Society today is producing far more information that it has the capacity to store and preserve. The gap between what we create and what will actually have the capacity to keep is also growing exponentially. ‘In fact, the production of digital information has already outstripped global server capacity by an estimated factor of four or five’ . So say Daniel J Caron and Richard Brown from Library and Archives Canada in their disturbingly fascinating article in the current edition of the Canadian archival journal Archivaria (Number 71, Spring 2011), ‘The Documentary Moment in the Digital Age: Establishing New Value Propositions for Public Memory’.
Caron and Brown say that the world is in the midst of ‘an exaflood (of exabytes), the scope, scale and dimensions of which are overwhelming regardless of whose calculations one accepts, or the nature of the criteria being used, or in what year the measure was taken…Essentially the Web represents semantic and epistemological chaos from current public memory perspectives.’  It’s a worrying but fascinating article! Caron and Brown argue that ours is ‘an information-laden and information-intensive society’ . They say that we are in the midst of an amazing period of social, financial and business transformation driven by rapidly evolving capacities to create and use information. Information creation, processing and sharing have become so widespread in Western society that Caron and Brown cite Clay Shirky’s fantastic phrase – ‘here comes everybody’ .
And so, they ask, what does the volume of digital information out there mean for archives? Archives in this digital age are still very traditional organisations. We still operate using very traditional processes and procedures. The ‘documentary moment’ that Caron and Brown refer to in their title is the moment when a record is identified as an ‘archive’, as something that has long term value and meaning for the society that created it. In traditional approaches to archiving there has generally been a very long period between information creation and this ‘documentary moment’. Files traditionally sit on shelves for years before archivists assess whether they have continuing societal value and therefore whether they deserve to be classified and managed as ‘archives’. Caron and Brown argue that in today’s information society, the documentary moment is now. ‘In the digital world, the documentary moment is entirely active, strategic and present in the immediate ‘now’’. There is no period for reflection. Archivists need to decide now what is important. To set this decision aside for later discussion would mean the complete loss of valuable information, either through lack of planned preservation or its complete invisibility within the sheer mass of data being created and stored.
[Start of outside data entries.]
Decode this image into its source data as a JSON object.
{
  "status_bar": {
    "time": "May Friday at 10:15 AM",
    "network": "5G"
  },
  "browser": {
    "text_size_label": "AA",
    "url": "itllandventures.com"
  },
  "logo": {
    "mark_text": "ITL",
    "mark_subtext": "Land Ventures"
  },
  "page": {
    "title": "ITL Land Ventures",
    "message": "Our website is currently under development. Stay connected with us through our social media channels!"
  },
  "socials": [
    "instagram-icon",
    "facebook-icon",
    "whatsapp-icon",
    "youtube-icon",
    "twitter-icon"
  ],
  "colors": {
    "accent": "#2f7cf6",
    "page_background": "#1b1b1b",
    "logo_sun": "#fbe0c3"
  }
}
In the early 1990s brilliant Australian archival theorists like Sue McKemmish and Frank Upward began to question traditional archival approaches and came to the same conclusion. Their work led to the development of continuum theory and, as with Caron and Brown’s conclusions, from a continuum perspective there can be no remote, isolated, esoteric ‘documentary moment’. A record can and should be identified as an archive before it is even created and then managed appropriately to ensure its survival.
Continuum thinking was codified in the then Australian standard on records management, AS 4390 in 1996. This then influenced recordkeeping practice across Australia and internationally. But even though Australian approaches to recordkeeping have been informed by continuum thinking for nearly 20 years, we cannot be complacent, we also have to listen and respond to Caron and Brown’s warning.
This is because while the tools and processes may be in place in many environments to enable record creators to identify their records of long term value that require active management from creation, this identification is often not occurring. And, in Australia as elsewhere, the ground is shifting under our feet. Caron and Brown argue that traditional tools such as disposal authorities may no longer appropriately define the information universe that we need to deal with. Records are also rapidly evolving in the online world. Many of our processes and concepts are based on a paper paradigm but digital records are moving well beyond the strictures of their paper cousins. What is a record in a database, in a business system, in a participatory web 2.0 environment? The tremendous capacities for digital information re-use also problematise traditional tools and approaches as record value and utility can wax and wane through time and a record’s context and interrelationships can change.  Are our tools and approaches and definitions keeping pace with these changes? I don’t believe they are.
We are also yet to fully define and understand the true costs associated with archival storage in this digital world. Caron and Brown state that while digital storage containers are cheaper than ever, the costs of the ‘administration, management and accessibility of the information containers inside the storage containers…over time…[are] rapidly escalating out of sight’. [15-16] Should such economic realities be allowed to impact on our recordkeeping practices?
We live in an age of such information abundance, but also such significant information risk. This article raises brilliant thought-provoking, troubling, interesting and vital issues to consider. We would love any comments on how you feel these issues affect your records and recordkeeping practice and how you think State Records should be responding to these challenges. Let us know what you think!